“About a month ago I got a new title: former.”

Sessions said that he did appreciate his time serving in the Justice Department.

“I enjoyed the honor ... I’m satisfied and fulfilled with what we were able to accomplish.”

President TrumpDonald John TrumpBiden, Sanders lead field in Iowa poll The Memo: Cohen fans flames around Trump Memo Comey used to brief Trump on dossier released: report MORE asked Sessions to leave his attorney general post in early November.

Sessions had become a frequent target of Trump's due to his decision to recuse himself from special counsel Robert MuellerRobert Swan MuellerSasse: US should applaud choice of Mueller to lead Russia probe MORE’s investigation into Russian interference in the 2016 presidential election and potential collusion between Trump's campaign and Moscow.

Trump repeatedly lashed out at Sessions over the recusal and other alleged failures.

The strained relationship appeared to reach a pivotal point in August when, in a Fox News interview, Trump faulted Sessions for failing to take control of “corruption” at the Justice Department and suggested he had only brought him into the administration because he demonstrated “loyalty” during the presidential campaign.

Sessions was the first senator to endorse Trump on the campaign trail.

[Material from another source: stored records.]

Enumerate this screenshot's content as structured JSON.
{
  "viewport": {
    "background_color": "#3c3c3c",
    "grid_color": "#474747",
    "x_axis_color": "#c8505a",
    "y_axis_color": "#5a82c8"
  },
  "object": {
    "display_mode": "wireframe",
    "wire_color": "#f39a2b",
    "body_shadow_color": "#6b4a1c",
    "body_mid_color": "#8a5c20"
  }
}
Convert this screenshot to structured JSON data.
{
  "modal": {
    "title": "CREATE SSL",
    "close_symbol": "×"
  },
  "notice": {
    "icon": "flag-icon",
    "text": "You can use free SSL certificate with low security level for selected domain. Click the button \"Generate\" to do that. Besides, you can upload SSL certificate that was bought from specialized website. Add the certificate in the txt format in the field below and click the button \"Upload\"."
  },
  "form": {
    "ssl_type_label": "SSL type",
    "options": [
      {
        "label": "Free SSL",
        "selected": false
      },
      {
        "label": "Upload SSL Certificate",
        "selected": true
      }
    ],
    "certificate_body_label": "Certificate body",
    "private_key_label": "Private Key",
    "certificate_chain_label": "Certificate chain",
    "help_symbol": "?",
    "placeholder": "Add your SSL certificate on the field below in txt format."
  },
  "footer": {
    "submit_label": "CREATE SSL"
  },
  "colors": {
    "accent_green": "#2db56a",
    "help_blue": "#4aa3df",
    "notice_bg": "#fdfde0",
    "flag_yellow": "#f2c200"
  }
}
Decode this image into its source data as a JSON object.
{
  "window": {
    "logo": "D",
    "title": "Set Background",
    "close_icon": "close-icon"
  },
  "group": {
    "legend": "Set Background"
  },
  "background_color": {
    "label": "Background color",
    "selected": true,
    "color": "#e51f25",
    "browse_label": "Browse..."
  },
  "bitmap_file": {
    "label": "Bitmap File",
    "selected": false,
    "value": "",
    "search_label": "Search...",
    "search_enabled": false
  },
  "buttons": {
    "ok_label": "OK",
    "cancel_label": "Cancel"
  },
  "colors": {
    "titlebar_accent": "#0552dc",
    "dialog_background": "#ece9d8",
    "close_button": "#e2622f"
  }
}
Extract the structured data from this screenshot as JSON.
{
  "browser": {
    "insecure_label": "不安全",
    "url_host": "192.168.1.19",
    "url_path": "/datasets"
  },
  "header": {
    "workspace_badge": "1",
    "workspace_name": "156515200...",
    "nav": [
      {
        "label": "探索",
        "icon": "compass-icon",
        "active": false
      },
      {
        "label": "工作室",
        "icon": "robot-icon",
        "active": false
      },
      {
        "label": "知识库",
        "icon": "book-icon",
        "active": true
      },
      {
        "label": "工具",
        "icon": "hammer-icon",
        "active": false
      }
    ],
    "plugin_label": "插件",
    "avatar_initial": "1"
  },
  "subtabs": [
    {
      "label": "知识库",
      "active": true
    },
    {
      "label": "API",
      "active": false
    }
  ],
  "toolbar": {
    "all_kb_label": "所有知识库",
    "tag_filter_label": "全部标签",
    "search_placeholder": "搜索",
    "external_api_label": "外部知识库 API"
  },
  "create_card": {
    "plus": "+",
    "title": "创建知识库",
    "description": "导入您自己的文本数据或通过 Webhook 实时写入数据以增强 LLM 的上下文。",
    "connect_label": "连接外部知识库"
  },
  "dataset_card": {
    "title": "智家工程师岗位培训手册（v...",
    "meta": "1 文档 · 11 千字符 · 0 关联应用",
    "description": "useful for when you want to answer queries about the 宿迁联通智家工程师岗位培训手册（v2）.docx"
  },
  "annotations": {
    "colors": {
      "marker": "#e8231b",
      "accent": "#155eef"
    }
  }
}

Trump replaced him with acting Attorney General Matthew Whitaker, an appointment which has drawn scrutiny due to his stated positions on Mueller's probe.